WORK INSTRUCTIONS:
The finished copy must match the records exactly, except that it contains no pictures.

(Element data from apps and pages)
__________

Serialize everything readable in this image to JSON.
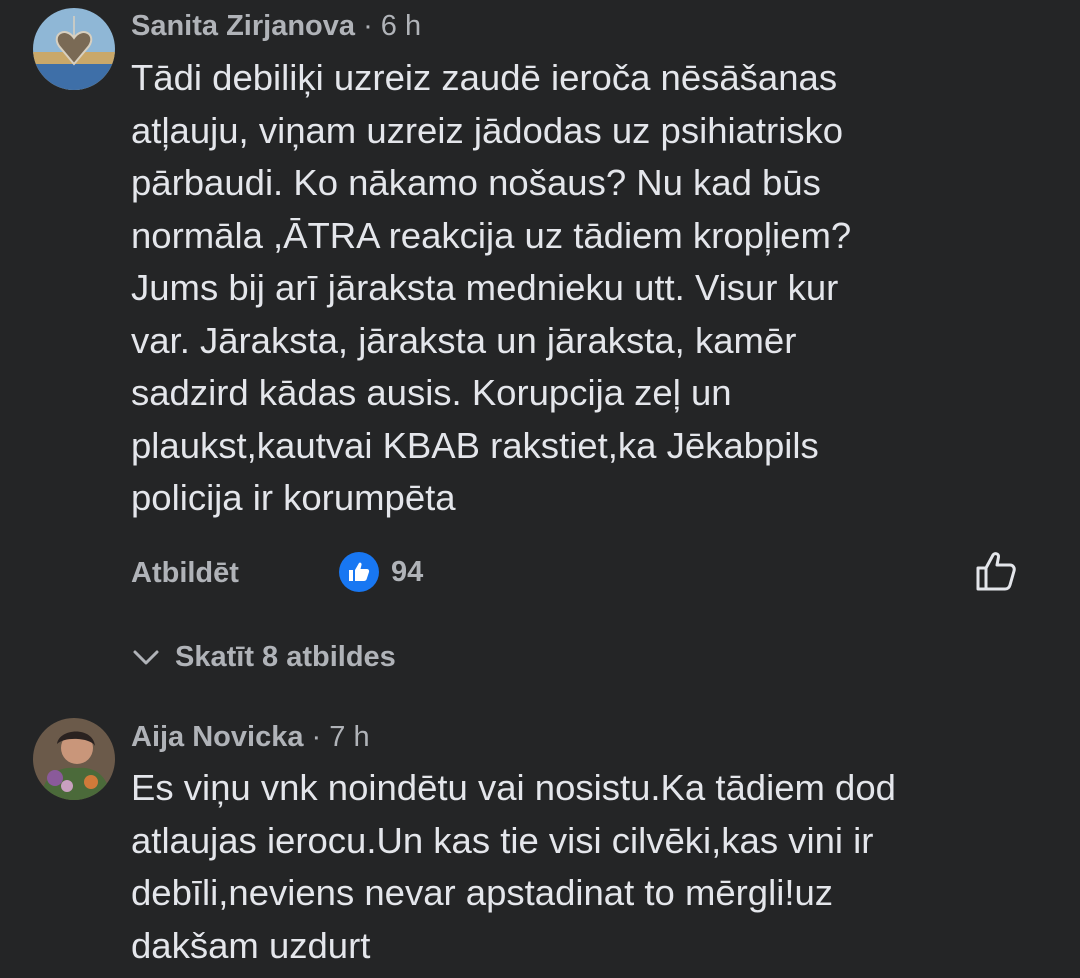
{
  "comments": [
    {
      "author": "Sanita Zirjanova",
      "time": "· 6 h",
      "text": "Tādi debiliķi uzreiz zaudē ieroča nēsāšanas\natļauju, viņam uzreiz jādodas uz psihiatrisko\npārbaudi.  Ko nākamo nošaus?  Nu kad būs\nnormāla ,ĀTRA reakcija uz tādiem kropļiem?\nJums bij arī jāraksta mednieku utt. Visur kur\nvar. Jāraksta, jāraksta un jāraksta, kamēr\nsadzird kādas ausis. Korupcija zeļ un\nplaukst,kautvai KBAB rakstiet,ka Jēkabpils\npolicija ir korumpēta",
      "reply_label": "Atbildēt",
      "reaction_count": "94",
      "reaction_icon": "like-icon",
      "view_replies_label": "Skatīt 8 atbildes"
    },
    {
      "author": "Aija Novicka",
      "time": "· 7 h",
      "text": "Es viņu vnk noindētu vai nosistu.Ka tādiem dod\natlaujas ierocu.Un kas tie visi cilvēki,kas vini ir\ndebīli,neviens nevar apstadinat to mērgli!uz\ndakšam uzdurt"
    }
  ],
  "colors": {
    "background": "#242526",
    "text_primary": "#e4e6eb",
    "text_secondary": "#b0b3b8",
    "like_blue": "#1877f2"
  }
}
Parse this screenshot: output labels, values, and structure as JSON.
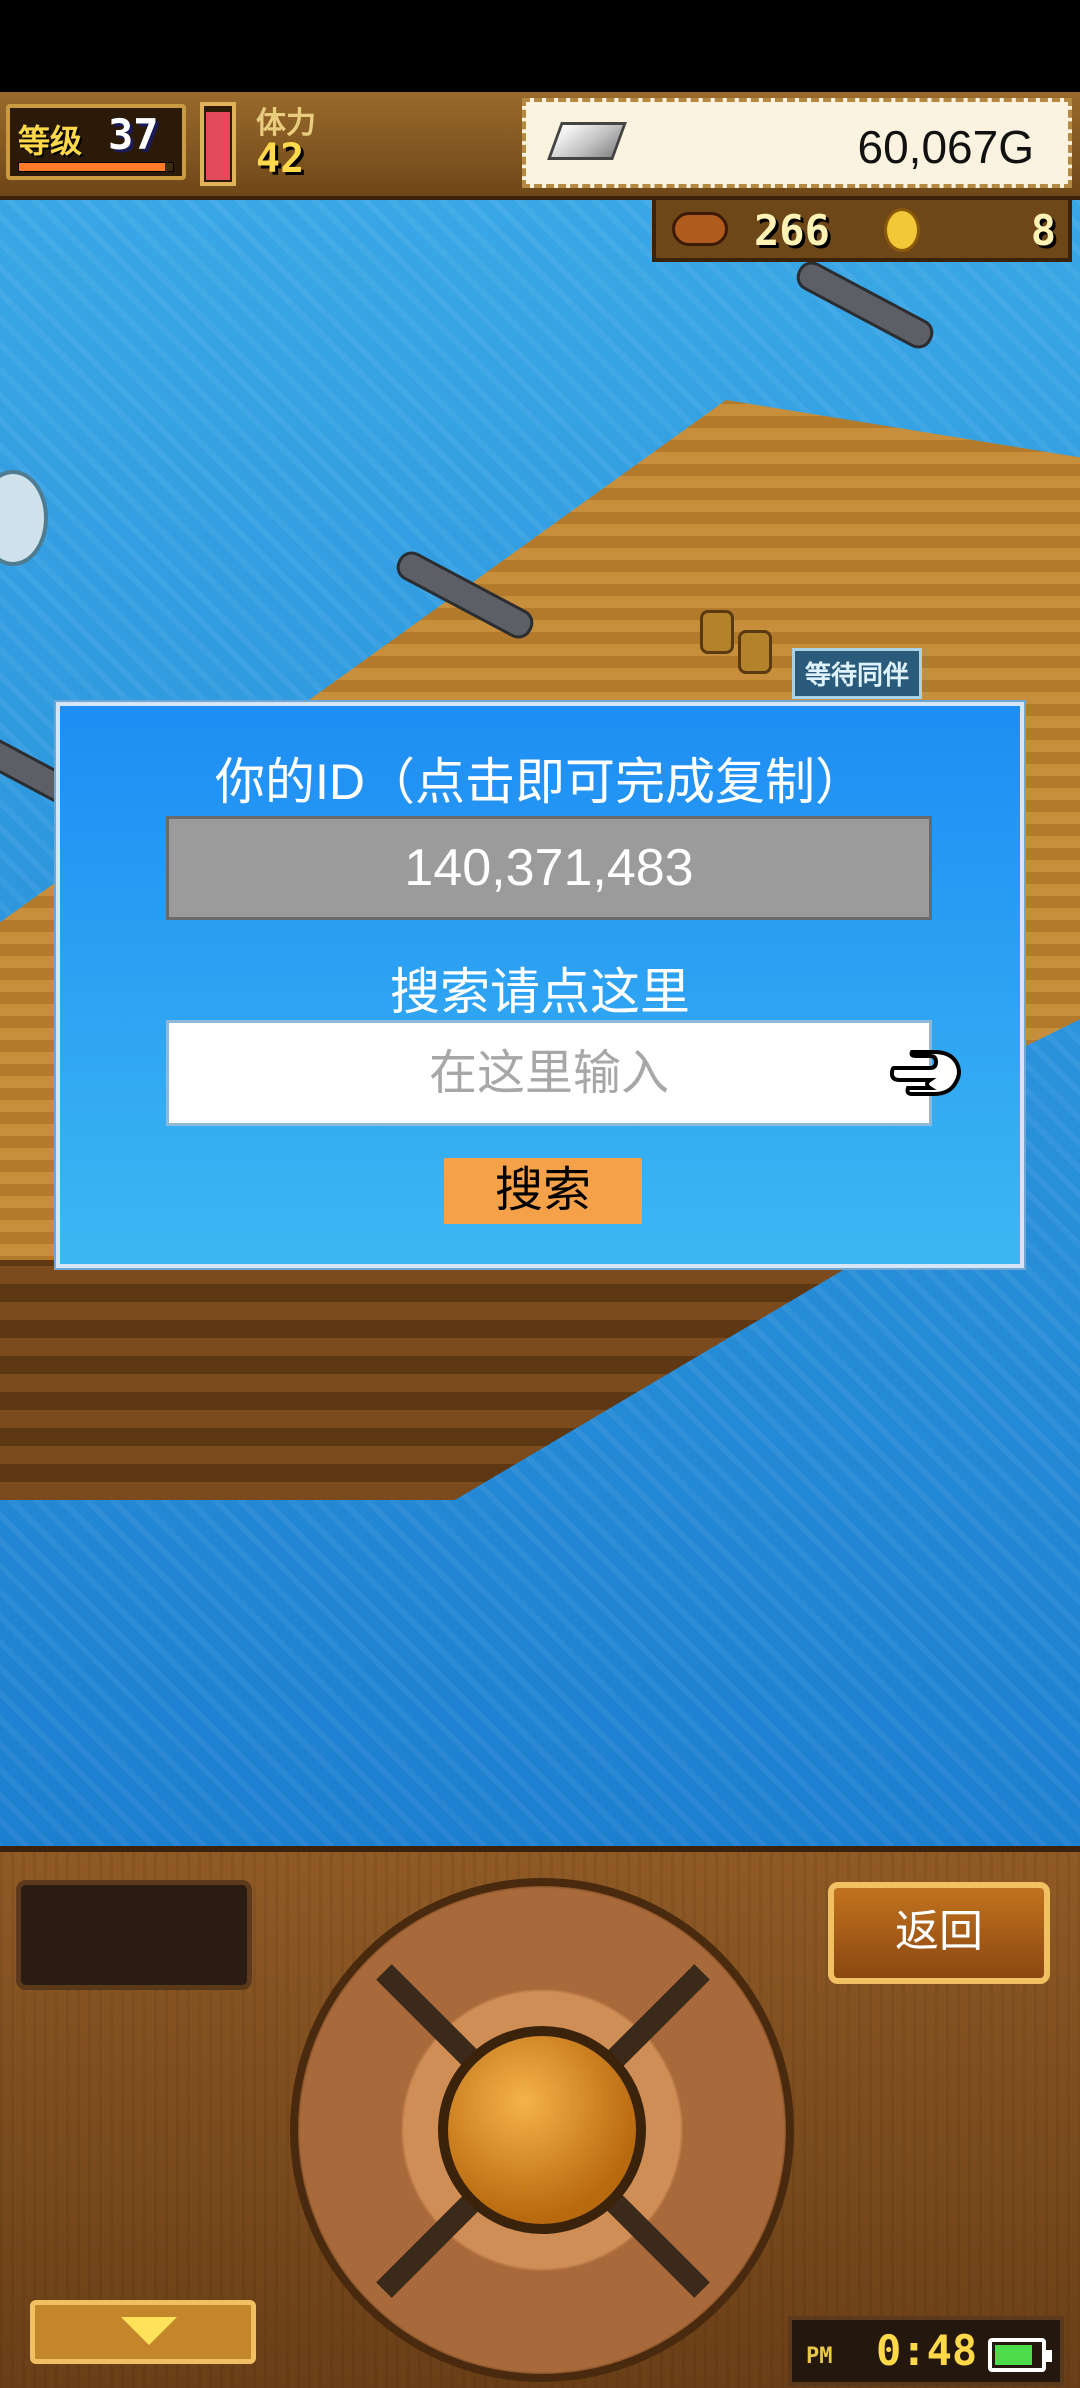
{
  "hud": {
    "level_label": "等级",
    "level_value": "37",
    "level_progress": 0.95,
    "stamina_label": "体力",
    "stamina_value": "42",
    "stamina_fill": 0.95,
    "gold_value": "60,067G",
    "resource_food": "266",
    "resource_coin": "8"
  },
  "scene": {
    "waiting_sign": "等待同伴"
  },
  "dialog": {
    "title": "你的ID（点击即可完成复制）",
    "player_id": "140,371,483",
    "search_hint": "搜索请点这里",
    "search_placeholder": "在这里输入",
    "search_button": "搜索"
  },
  "panel": {
    "back_button": "返回",
    "clock_ampm": "PM",
    "clock_time": "0:48",
    "battery_level": 0.85
  },
  "colors": {
    "dialog_top": "#1e8df4",
    "dialog_bottom": "#3cb7f2",
    "search_button": "#f4a14a",
    "id_box": "#9b9b9b"
  }
}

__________

RESPONSE AREA:
Serialize everything readable in this image to JSON.
{
  "comments": [
    {
      "author": "Sanita Zirjanova",
      "time": "· 6 h",
      "text": "Tādi debiliķi uzreiz zaudē ieroča nēsāšanas\natļauju, viņam uzreiz jādodas uz psihiatrisko\npārbaudi.  Ko nākamo nošaus?  Nu kad būs\nnormāla ,ĀTRA reakcija uz tādiem kropļiem?\nJums bij arī jāraksta mednieku utt. Visur kur\nvar. Jāraksta, jāraksta un jāraksta, kamēr\nsadzird kādas ausis. Korupcija zeļ un\nplaukst,kautvai KBAB rakstiet,ka Jēkabpils\npolicija ir korumpēta",
      "reply_label": "Atbildēt",
      "reaction_count": "94",
      "reaction_icon": "like-icon",
      "view_replies_label": "Skatīt 8 atbildes"
    },
    {
      "author": "Aija Novicka",
      "time": "· 7 h",
      "text": "Es viņu vnk noindētu vai nosistu.Ka tādiem dod\natlaujas ierocu.Un kas tie visi cilvēki,kas vini ir\ndebīli,neviens nevar apstadinat to mērgli!uz\ndakšam uzdurt"
    }
  ],
  "colors": {
    "background": "#242526",
    "text_primary": "#e4e6eb",
    "text_secondary": "#b0b3b8",
    "like_blue": "#1877f2"
  }
}
Parse this screenshot: output labels, values, and structure as JSON.
{
  "hud": {
    "level_label": "等级",
    "level_value": "37",
    "level_progress": 0.95,
    "stamina_label": "体力",
    "stamina_value": "42",
    "stamina_fill": 0.95,
    "gold_value": "60,067G",
    "resource_food": "266",
    "resource_coin": "8"
  },
  "scene": {
    "waiting_sign": "等待同伴"
  },
  "dialog": {
    "title": "你的ID（点击即可完成复制）",
    "player_id": "140,371,483",
    "search_hint": "搜索请点这里",
    "search_placeholder": "在这里输入",
    "search_button": "搜索"
  },
  "panel": {
    "back_button": "返回",
    "clock_ampm": "PM",
    "clock_time": "0:48",
    "battery_level": 0.85
  },
  "colors": {
    "dialog_top": "#1e8df4",
    "dialog_bottom": "#3cb7f2",
    "search_button": "#f4a14a",
    "id_box": "#9b9b9b"
  }
}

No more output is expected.